The XV Recovery conference will convene in Houston from February 20 to 22, 2020 to continue the legacy of scholars meeting to discuss and present their research. The conference theme invites scholars—including archivists, librarians, linguists, historians, critics, theorists and community members–to share examples of the cultural legacy they are recovering, preserving and making available about the culture of the Hispanic world whose peoples resided here, immigrated to or were exiled in the United States over the past centuries. This conference foregrounds the work of Latinas that focuses on women’s rights, suffrage and education as we usher in a new phase of feminist critical genealogies. We seek papers, panels and posters in either English or Spanish that highlight these many contributions, but also offer us critical ways to rethink issues of agency, gender, sexualities, race/ethnicity, class and power. Of particular interest are presentations about digital humanities scholarship, methods and practices on these themes.
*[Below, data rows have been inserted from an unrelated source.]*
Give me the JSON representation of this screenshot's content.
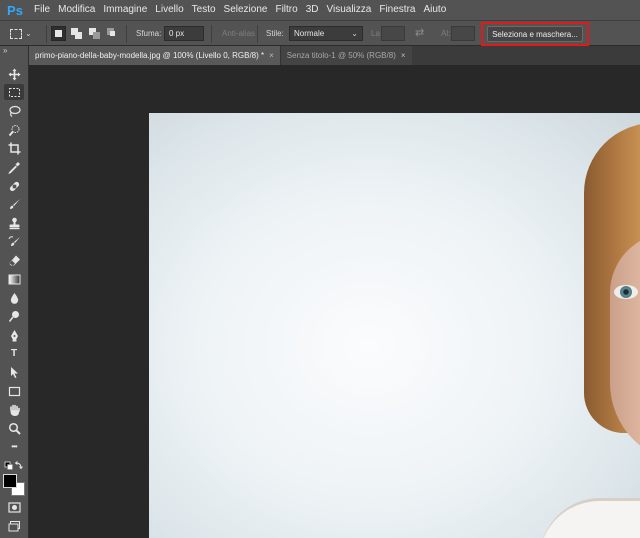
{
  "app": {
    "logo": "Ps"
  },
  "menu": [
    "File",
    "Modifica",
    "Immagine",
    "Livello",
    "Testo",
    "Selezione",
    "Filtro",
    "3D",
    "Visualizza",
    "Finestra",
    "Aiuto"
  ],
  "options": {
    "feather_label": "Sfuma:",
    "feather_value": "0 px",
    "antialias_label": "Anti-alias",
    "style_label": "Stile:",
    "style_value": "Normale",
    "width_label": "La:",
    "height_label": "Al:",
    "select_mask_label": "Seleziona e maschera..."
  },
  "tabs": [
    {
      "label": "primo-piano-della-baby-modella.jpg @ 100% (Livello 0, RGB/8) *",
      "close": "×",
      "active": true
    },
    {
      "label": "Senza titolo-1 @ 50% (RGB/8)",
      "close": "×",
      "active": false
    }
  ],
  "toolbar": {
    "collapse": "»",
    "type_tool_glyph": "T",
    "more_glyph": "•••"
  },
  "colors": {
    "foreground": "#000000",
    "background": "#ffffff",
    "highlight": "#e0191b",
    "brand": "#31a8ff"
  }
}
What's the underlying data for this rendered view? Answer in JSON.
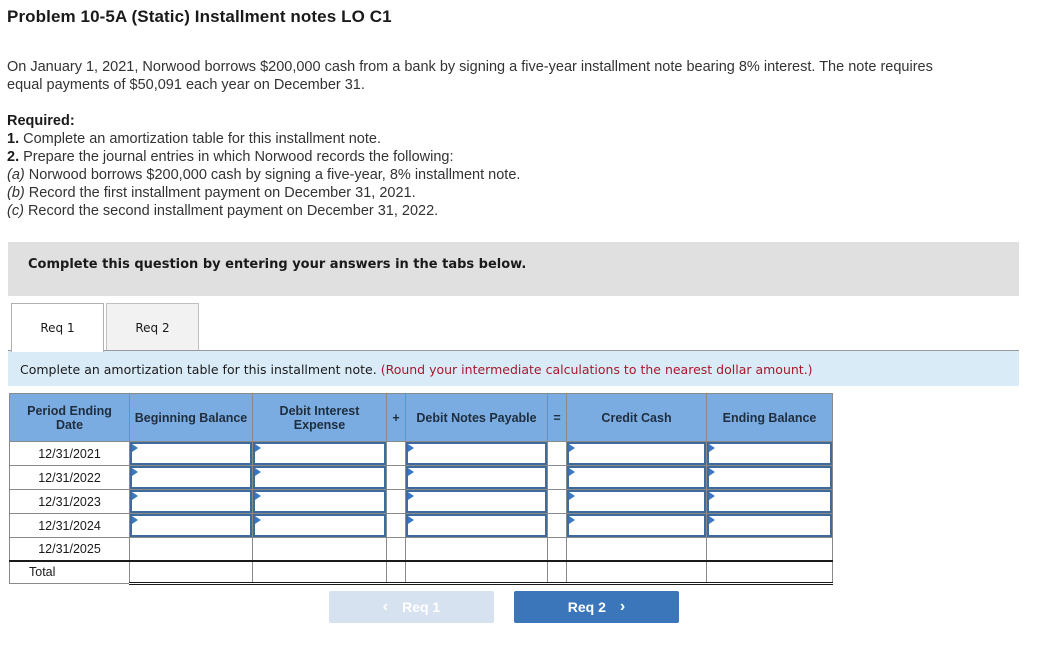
{
  "problem": {
    "title": "Problem 10-5A (Static) Installment notes LO C1",
    "intro": "On January 1, 2021, Norwood borrows $200,000 cash from a bank by signing a five-year installment note bearing 8% interest. The note requires equal payments of $50,091 each year on December 31.",
    "required_heading": "Required:",
    "required_items": [
      {
        "num": "1.",
        "text": " Complete an amortization table for this installment note."
      },
      {
        "num": "2.",
        "text": " Prepare the journal entries in which Norwood records the following:"
      },
      {
        "num": "(a)",
        "text": " Norwood borrows $200,000 cash by signing a five-year, 8% installment note."
      },
      {
        "num": "(b)",
        "text": " Record the first installment payment on December 31, 2021."
      },
      {
        "num": "(c)",
        "text": " Record the second installment payment on December 31, 2022."
      }
    ]
  },
  "instruction_banner": "Complete this question by entering your answers in the tabs below.",
  "tabs": [
    {
      "label": "Req 1",
      "active": true
    },
    {
      "label": "Req 2",
      "active": false
    }
  ],
  "sub_instruction": {
    "text": "Complete an amortization table for this installment note.",
    "note": "(Round your intermediate calculations to the nearest dollar amount.)"
  },
  "table": {
    "headers": {
      "period": "Period Ending Date",
      "beginning": "Beginning Balance",
      "interest": "Debit Interest Expense",
      "op_plus": "+",
      "notes_payable": "Debit Notes Payable",
      "op_equals": "=",
      "cash": "Credit Cash",
      "ending": "Ending Balance"
    },
    "rows": [
      {
        "date": "12/31/2021",
        "beginning": "",
        "interest": "",
        "notes_payable": "",
        "cash": "",
        "ending": ""
      },
      {
        "date": "12/31/2022",
        "beginning": "",
        "interest": "",
        "notes_payable": "",
        "cash": "",
        "ending": ""
      },
      {
        "date": "12/31/2023",
        "beginning": "",
        "interest": "",
        "notes_payable": "",
        "cash": "",
        "ending": ""
      },
      {
        "date": "12/31/2024",
        "beginning": "",
        "interest": "",
        "notes_payable": "",
        "cash": "",
        "ending": ""
      },
      {
        "date": "12/31/2025"
      }
    ],
    "total_label": "Total"
  },
  "nav": {
    "prev_label": "Req 1",
    "next_label": "Req 2",
    "prev_icon": "chevron-left-icon",
    "next_icon": "chevron-right-icon"
  }
}
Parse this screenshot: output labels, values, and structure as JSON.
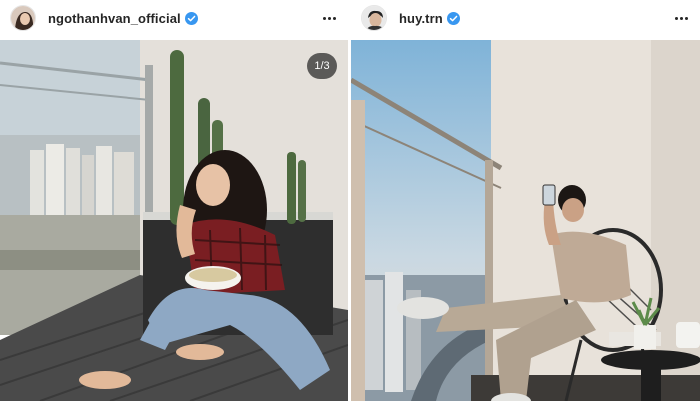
{
  "posts": [
    {
      "username": "ngothanhvan_official",
      "verified": true,
      "media_counter": "1/3",
      "more_icon": "more-horizontal-icon",
      "photo": "woman-eating-on-balcony"
    },
    {
      "username": "huy.trn",
      "verified": true,
      "more_icon": "more-horizontal-icon",
      "photo": "man-phone-on-balcony-chair"
    }
  ],
  "colors": {
    "verified_blue": "#3897f0",
    "text": "#262626",
    "badge_bg": "#262626"
  }
}
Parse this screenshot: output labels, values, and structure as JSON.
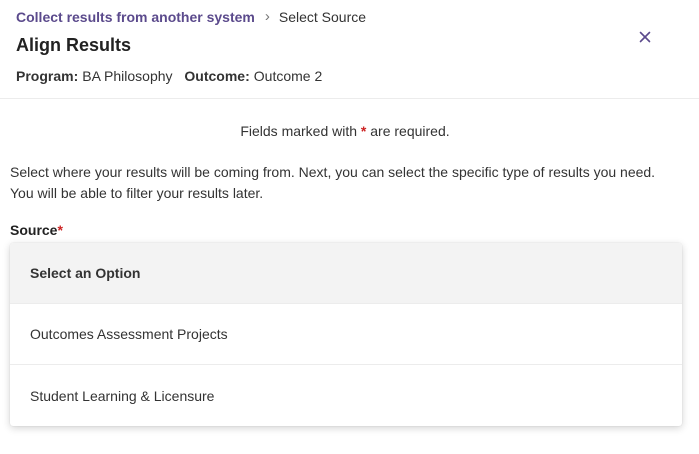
{
  "breadcrumb": {
    "parent": "Collect results from another system",
    "separator": "›",
    "current": "Select Source"
  },
  "page_title": "Align Results",
  "meta": {
    "program_label": "Program:",
    "program_value": "BA Philosophy",
    "outcome_label": "Outcome:",
    "outcome_value": "Outcome 2"
  },
  "required_note": {
    "prefix": "Fields marked with",
    "star": "*",
    "suffix": "are required."
  },
  "description": "Select where your results will be coming from. Next, you can select the specific type of results you need. You will be able to filter your results later.",
  "source": {
    "label": "Source",
    "star": "*",
    "options": [
      "Select an Option",
      "Outcomes Assessment Projects",
      "Student Learning & Licensure"
    ]
  },
  "colors": {
    "link": "#5b4a8c",
    "required": "#cc2222",
    "selected_option_bg": "#f3f3f3"
  },
  "icons": {
    "close": "close-icon",
    "separator": "chevron-right-icon"
  }
}
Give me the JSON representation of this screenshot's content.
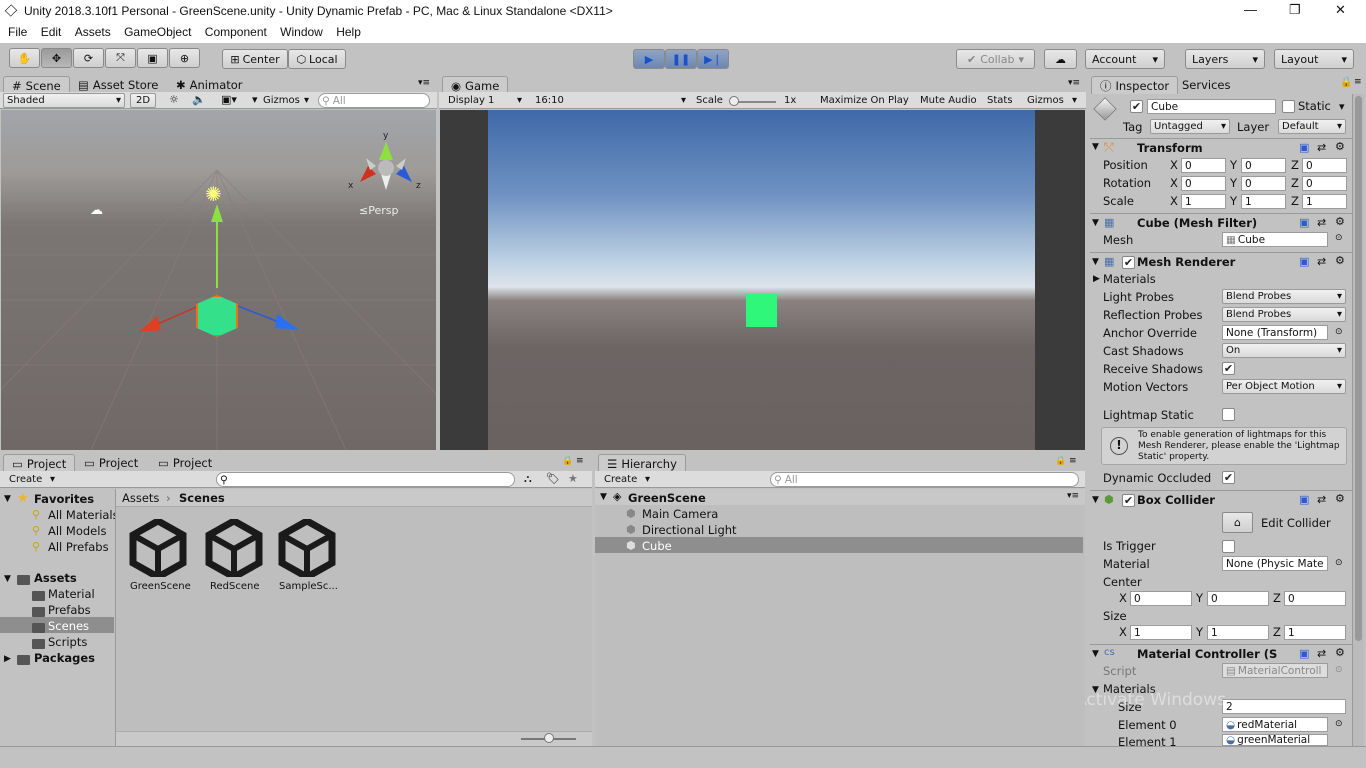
{
  "window": {
    "title": "Unity 2018.3.10f1 Personal - GreenScene.unity - Unity Dynamic Prefab - PC, Mac & Linux Standalone <DX11>"
  },
  "menu": [
    "File",
    "Edit",
    "Assets",
    "GameObject",
    "Component",
    "Window",
    "Help"
  ],
  "toolbar": {
    "pivot": "Center",
    "space": "Local",
    "collab": "Collab",
    "account": "Account",
    "layers": "Layers",
    "layout": "Layout"
  },
  "scene_tabs": [
    "Scene",
    "Asset Store",
    "Animator"
  ],
  "scene_bar": {
    "shading": "Shaded",
    "mode2d": "2D",
    "gizmos": "Gizmos",
    "search_placeholder": "All",
    "persp": "Persp"
  },
  "game": {
    "tab": "Game",
    "display": "Display 1",
    "aspect": "16:10",
    "scale_label": "Scale",
    "scale_value": "1x",
    "maximize": "Maximize On Play",
    "mute": "Mute Audio",
    "stats": "Stats",
    "gizmos": "Gizmos"
  },
  "project": {
    "tabs": [
      "Project",
      "Project",
      "Project"
    ],
    "create": "Create",
    "favorites_label": "Favorites",
    "favorites": [
      "All Materials",
      "All Models",
      "All Prefabs"
    ],
    "assets_label": "Assets",
    "folders": [
      "Material",
      "Prefabs",
      "Scenes",
      "Scripts"
    ],
    "packages_label": "Packages",
    "breadcrumb": [
      "Assets",
      "Scenes"
    ],
    "files": [
      "GreenScene",
      "RedScene",
      "SampleSc..."
    ]
  },
  "hierarchy": {
    "tab": "Hierarchy",
    "create": "Create",
    "search_placeholder": "All",
    "scene": "GreenScene",
    "items": [
      "Main Camera",
      "Directional Light",
      "Cube"
    ]
  },
  "inspector": {
    "tabs": [
      "Inspector",
      "Services"
    ],
    "object_name": "Cube",
    "static_label": "Static",
    "tag_label": "Tag",
    "tag": "Untagged",
    "layer_label": "Layer",
    "layer": "Default",
    "transform": {
      "title": "Transform",
      "rows": [
        {
          "label": "Position",
          "x": "0",
          "y": "0",
          "z": "0"
        },
        {
          "label": "Rotation",
          "x": "0",
          "y": "0",
          "z": "0"
        },
        {
          "label": "Scale",
          "x": "1",
          "y": "1",
          "z": "1"
        }
      ]
    },
    "mesh_filter": {
      "title": "Cube (Mesh Filter)",
      "mesh_label": "Mesh",
      "mesh": "Cube"
    },
    "mesh_renderer": {
      "title": "Mesh Renderer",
      "materials": "Materials",
      "rows": [
        {
          "label": "Light Probes",
          "value": "Blend Probes"
        },
        {
          "label": "Reflection Probes",
          "value": "Blend Probes"
        },
        {
          "label": "Anchor Override",
          "value": "None (Transform)"
        },
        {
          "label": "Cast Shadows",
          "value": "On"
        },
        {
          "label": "Receive Shadows",
          "value": ""
        },
        {
          "label": "Motion Vectors",
          "value": "Per Object Motion"
        }
      ],
      "lightmap_static": "Lightmap Static",
      "info": "To enable generation of lightmaps for this Mesh Renderer, please enable the 'Lightmap Static' property.",
      "dynamic_occluded": "Dynamic Occluded"
    },
    "box_collider": {
      "title": "Box Collider",
      "edit": "Edit Collider",
      "is_trigger": "Is Trigger",
      "material_label": "Material",
      "material": "None (Physic Mate",
      "center_label": "Center",
      "center": {
        "x": "0",
        "y": "0",
        "z": "0"
      },
      "size_label": "Size",
      "size": {
        "x": "1",
        "y": "1",
        "z": "1"
      }
    },
    "material_controller": {
      "title": "Material Controller (S",
      "script_label": "Script",
      "script": "MaterialControll",
      "materials_label": "Materials",
      "size_label": "Size",
      "size": "2",
      "elements": [
        {
          "label": "Element 0",
          "value": "redMaterial"
        },
        {
          "label": "Element 1",
          "value": "greenMaterial"
        }
      ]
    },
    "watermark": "Activate Windows"
  },
  "colors": {
    "bg": "#c2c2c2",
    "sky_top": "#3f6aa9",
    "ground": "#6e6564",
    "cube": "#2ef77a",
    "play_active": "#7d93bb",
    "selection": "#8e8e8e"
  }
}
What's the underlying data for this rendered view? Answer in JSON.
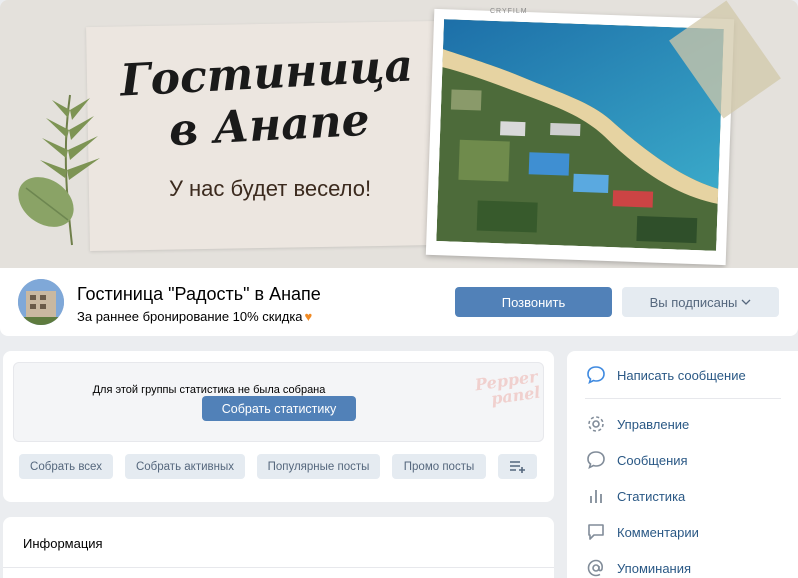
{
  "cover": {
    "title": "Гостиница в Анапе",
    "subtitle": "У нас будет весело!",
    "photo_caption": "CRYFILM"
  },
  "header": {
    "group_name": "Гостиница \"Радость\" в Анапе",
    "status": "За раннее бронирование 10% скидка",
    "call_button": "Позвонить",
    "subscribed_button": "Вы подписаны"
  },
  "stats": {
    "message": "Для этой группы статистика не была собрана",
    "collect_button": "Собрать статистику",
    "watermark_line1": "Pepper",
    "watermark_line2": "panel",
    "chips": [
      "Собрать всех",
      "Собрать активных",
      "Популярные посты",
      "Промо посты"
    ]
  },
  "info": {
    "title": "Информация"
  },
  "menu": {
    "items": [
      {
        "label": "Написать сообщение",
        "icon": "message-bubble-icon"
      },
      {
        "label": "Управление",
        "icon": "gear-icon"
      },
      {
        "label": "Сообщения",
        "icon": "chat-icon"
      },
      {
        "label": "Статистика",
        "icon": "bar-chart-icon"
      },
      {
        "label": "Комментарии",
        "icon": "comment-icon"
      },
      {
        "label": "Упоминания",
        "icon": "at-icon"
      }
    ]
  },
  "colors": {
    "accent": "#5181b8",
    "link": "#2a5885",
    "secondary_button": "#e5ebf1",
    "page_bg": "#ebedf0"
  }
}
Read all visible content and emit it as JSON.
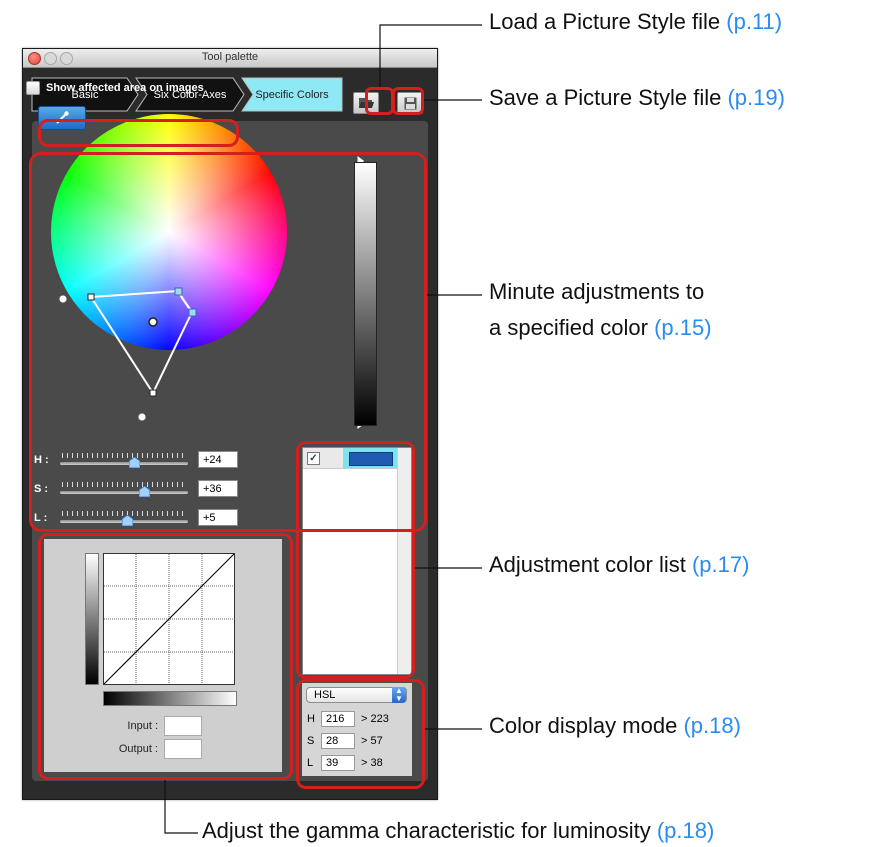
{
  "window": {
    "title": "Tool palette"
  },
  "tabs": [
    {
      "label": "Basic"
    },
    {
      "label": "Six Color-Axes"
    },
    {
      "label": "Specific Colors"
    }
  ],
  "toolbar": {
    "load_icon": "folder-open-icon",
    "save_icon": "floppy-disk-icon"
  },
  "checkbox": {
    "label": "Show affected area on images",
    "checked": false
  },
  "sliders": [
    {
      "label": "H :",
      "value": "+24",
      "position": 0.58
    },
    {
      "label": "S :",
      "value": "+36",
      "position": 0.66
    },
    {
      "label": "L :",
      "value": "+5",
      "position": 0.52
    }
  ],
  "gamma": {
    "input_label": "Input :",
    "output_label": "Output :",
    "input_value": "",
    "output_value": ""
  },
  "color_list": {
    "items": [
      {
        "checked": true,
        "swatch": "#1f5bb0"
      }
    ]
  },
  "color_mode": {
    "selected": "HSL",
    "rows": [
      {
        "key": "H",
        "value": "216",
        "new": "> 223"
      },
      {
        "key": "S",
        "value": "28",
        "new": "> 57"
      },
      {
        "key": "L",
        "value": "39",
        "new": "> 38"
      }
    ]
  },
  "callouts": {
    "load": {
      "text": "Load a Picture Style file",
      "ref": "(p.11)"
    },
    "save": {
      "text": "Save a Picture Style file",
      "ref": "(p.19)"
    },
    "minute_1": {
      "text": "Minute adjustments to"
    },
    "minute_2": {
      "text": "a specified color",
      "ref": "(p.15)"
    },
    "list": {
      "text": "Adjustment color list",
      "ref": "(p.17)"
    },
    "mode": {
      "text": "Color display mode",
      "ref": "(p.18)"
    },
    "gamma": {
      "text": "Adjust the gamma characteristic for luminosity",
      "ref": "(p.18)"
    }
  },
  "colors": {
    "highlight": "#d41f1f",
    "reference": "#2a8cf0",
    "active_tab": "#8fe9f5"
  }
}
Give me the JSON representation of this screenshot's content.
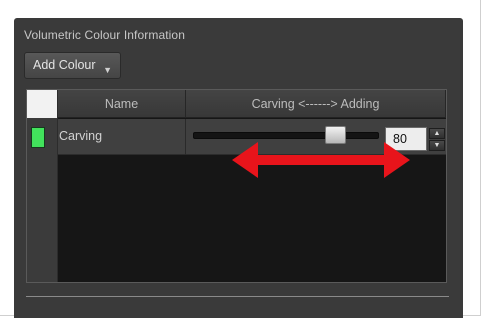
{
  "panel": {
    "section_title": "Volumetric Colour Information",
    "add_button_label": "Add Colour",
    "add_button_caret": "▼"
  },
  "table": {
    "columns": [
      "Name",
      "Carving <------> Adding"
    ],
    "rows": [
      {
        "swatch_color": "#42e35c",
        "name": "Carving",
        "slider_fraction": 0.8,
        "value": "80"
      }
    ]
  },
  "spin": {
    "up": "▲",
    "down": "▼"
  },
  "annotation": {
    "arrow_color": "#e8141b"
  },
  "colors": {
    "panel_bg": "#3a3a3a",
    "table_bg": "#161616",
    "accent": "#42e35c"
  }
}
The end date for Recovery research and themes will now be 1980 in order to give scholars, archivists, linguists and librarians the stimulus needed to begin recovering the documentary legacy of the 1960s and 1970s, which is fast disappearing. We encourage papers or panels that make use of archival research that provokes a revision of established literary interpretations and/or historiographies. Papers or posters on locating, preserving and making accessible movement(s) documents generated by Latinas and Latinos in those two decades will be welcome. Studies on the following themes, as manifested before 1960, will be welcome:
Analytical studies of recovered authors and/or texts
Critical, historical and theoretical approaches to recovered texts
Curriculum development: Integrating recovered texts into teaching at university and K-12 levels
Religious thought and practice
Language, translation, bilingualism and linguistics
Library and information science
Social implications, cultural analyses
Collections and archives: accessioning and critical archive studies
Documenting the long road/struggle toward equality
1960-1980 only movement(s)-related research
Deadline & how to apply
Submit your 250-word paper/poster abstract and vitae by email to email@example.com by August 31, 2019.